> _Exercise description_:
Copy out exactly the lines from the one containing "What's the underlying" to the end of the records below, both included, and nothing else.

> _Data for processing_:
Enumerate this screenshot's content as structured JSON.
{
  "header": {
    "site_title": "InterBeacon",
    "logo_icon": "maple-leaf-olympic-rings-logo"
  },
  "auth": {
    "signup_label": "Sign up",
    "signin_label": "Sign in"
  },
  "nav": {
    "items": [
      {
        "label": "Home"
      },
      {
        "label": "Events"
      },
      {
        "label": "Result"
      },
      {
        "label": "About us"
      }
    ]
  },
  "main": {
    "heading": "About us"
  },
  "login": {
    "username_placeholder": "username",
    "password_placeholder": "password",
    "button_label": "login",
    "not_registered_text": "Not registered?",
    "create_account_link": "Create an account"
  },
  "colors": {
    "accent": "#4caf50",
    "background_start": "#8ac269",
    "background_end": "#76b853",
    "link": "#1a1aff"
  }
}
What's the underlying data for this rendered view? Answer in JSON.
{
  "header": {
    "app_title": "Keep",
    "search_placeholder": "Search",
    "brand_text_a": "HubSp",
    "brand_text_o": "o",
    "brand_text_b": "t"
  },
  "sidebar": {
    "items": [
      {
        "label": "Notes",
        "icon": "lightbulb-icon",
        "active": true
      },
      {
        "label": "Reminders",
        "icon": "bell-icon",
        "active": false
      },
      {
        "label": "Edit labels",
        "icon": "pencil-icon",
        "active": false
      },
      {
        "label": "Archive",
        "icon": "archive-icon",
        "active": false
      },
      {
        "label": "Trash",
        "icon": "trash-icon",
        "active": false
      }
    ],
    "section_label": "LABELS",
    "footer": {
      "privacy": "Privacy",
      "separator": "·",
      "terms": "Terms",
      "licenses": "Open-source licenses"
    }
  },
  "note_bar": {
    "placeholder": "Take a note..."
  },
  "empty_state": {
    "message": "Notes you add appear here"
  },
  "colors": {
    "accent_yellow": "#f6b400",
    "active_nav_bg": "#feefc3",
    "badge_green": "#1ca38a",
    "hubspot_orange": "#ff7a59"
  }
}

> _Task answer_:
What's the underlying data for this rendered view? Answer in JSON.
{
  "header": {
    "app_title": "Keep",
    "search_placeholder": "Search",
    "brand_text_a": "HubSp",
    "brand_text_o": "o",
    "brand_text_b": "t"
  },
  "sidebar": {
    "items": [
      {
        "label": "Notes",
        "icon": "lightbulb-icon",
        "active": true
      },
      {
        "label": "Reminders",
        "icon": "bell-icon",
        "active": false
      },
      {
        "label": "Edit labels",
        "icon": "pencil-icon",
        "active": false
      },
      {
        "label": "Archive",
        "icon": "archive-icon",
        "active": false
      },
      {
        "label": "Trash",
        "icon": "trash-icon",
        "active": false
      }
    ],
    "section_label": "LABELS",
    "footer": {
      "privacy": "Privacy",
      "separator": "·",
      "terms": "Terms",
      "licenses": "Open-source licenses"
    }
  },
  "note_bar": {
    "placeholder": "Take a note..."
  },
  "empty_state": {
    "message": "Notes you add appear here"
  },
  "colors": {
    "accent_yellow": "#f6b400",
    "active_nav_bg": "#feefc3",
    "badge_green": "#1ca38a",
    "hubspot_orange": "#ff7a59"
  }
}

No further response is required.